Designer and TV presenter Kevin McCloud is in the Mumbai slum of Dharavi, sitting with several generations of the same family and watching some familiar, western-made television. It's Mr Bean. Everyone in India, young or old, McCloud learns, loves Rowan Atkinson's bumbling idiot. It's an interesting nugget but still the least interesting nugget in Slumming It, a fascinating and compelling two-part travelogue studded with interesting nuggets.
Dharavi is Mumbai's largest, foulest slum: one million people crowded into a squalid square mile filled with rubbish, rats and open sewers. Yet town planners claim Dharavi has a lot to teach us about urban living and community.
The people living in this hellhole, they say, are happier than we are. McCloud is going to live here for two weeks, to find out if there's any truth in it. He's appalled at first, especially when he sees a man defecating on the street.
"The smell is awful," he says, contemplating the half-metre deep stream of sludge, a mixture of human excrement and toxic chemicals, which runs through the middle of Dharavi. Improvised fresh water pipes run through the sludge, but sometimes they crack and the filth seeps in, leading to illness and disease.
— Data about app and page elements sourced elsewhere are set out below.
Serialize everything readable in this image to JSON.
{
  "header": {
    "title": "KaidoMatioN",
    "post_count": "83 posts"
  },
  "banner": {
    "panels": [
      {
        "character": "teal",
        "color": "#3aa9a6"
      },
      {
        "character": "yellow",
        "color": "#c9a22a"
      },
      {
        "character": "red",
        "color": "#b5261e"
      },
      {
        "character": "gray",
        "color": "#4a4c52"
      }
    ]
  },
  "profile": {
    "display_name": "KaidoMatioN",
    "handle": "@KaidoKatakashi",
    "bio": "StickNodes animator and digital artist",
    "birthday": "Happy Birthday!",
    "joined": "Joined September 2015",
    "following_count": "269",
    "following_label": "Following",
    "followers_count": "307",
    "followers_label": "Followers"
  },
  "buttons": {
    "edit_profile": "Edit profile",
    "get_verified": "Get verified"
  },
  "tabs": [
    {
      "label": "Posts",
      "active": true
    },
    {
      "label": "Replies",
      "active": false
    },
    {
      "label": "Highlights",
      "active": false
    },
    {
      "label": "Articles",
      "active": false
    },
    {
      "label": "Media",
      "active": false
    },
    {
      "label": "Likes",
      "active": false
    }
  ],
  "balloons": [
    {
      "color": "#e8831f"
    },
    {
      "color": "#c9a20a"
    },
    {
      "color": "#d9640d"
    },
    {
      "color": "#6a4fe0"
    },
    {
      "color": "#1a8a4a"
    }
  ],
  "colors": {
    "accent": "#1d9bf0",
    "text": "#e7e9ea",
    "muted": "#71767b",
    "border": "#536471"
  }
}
McCloud's head is not in the clouds; he's no romantic, patronisingly viewing a different culture through rose-tinted glasses. Yet when he reaches the centre of Dharavi, he's amazed to find organised streets, solid buildings, shops and market stalls, schools and restaurants. He's impressed by the ingenious use of limited space and by the warm, enveloping sense of community, something we in the west have lost.
Smiling women in brightly coloured saris and school students in impeccable uniforms bustle through the narrow alleyways. "I'm finding this place a paradox," says McCloud. "Disgust is followed by delight."
The bribe of a TV set for the community elders gains him entry to the oldest part of Dharavi, established 70 years ago, from which outsiders are usually barred. He discovers that 85pc of the slum population have jobs. Some are even rich; like the millionaire who manufactures suitcase trolleys but chooses to stay living in the slum.
There are 15,000 one-room factories, including 300 bakeries, with an annual turnover of $1bn -- though they're illegal, unregulated and untaxed, and there's no age restriction on workers. "It's a shitheap, really," says McCloud, "yet people seem to be happy." But probably not for much longer. Big business smells money as well as sewage, and wants to bulldoze Dharavi. McCloud contemplates this tonight.
Happy birthday to the The Simpsons, 20 years on air. The first episode of the 21st series, co-written by guest star Seth Rogan, saw Comic Book Guy creating his own superhero, Everyman, and Homer taking the lead in the disastrous movie version.
It wasn't vintage stuff; 10 brilliant opening minutes gave way to a flat tale. But tell me this: how many series actually get better after 20 years? How many even last 20 years?
TOMORROW: Pat reviews White Boy, Black Nanny (C4) and covers his ears during Pop Star to Opera Star (ITV, where else?)
Slumming It ****
The Simpsons **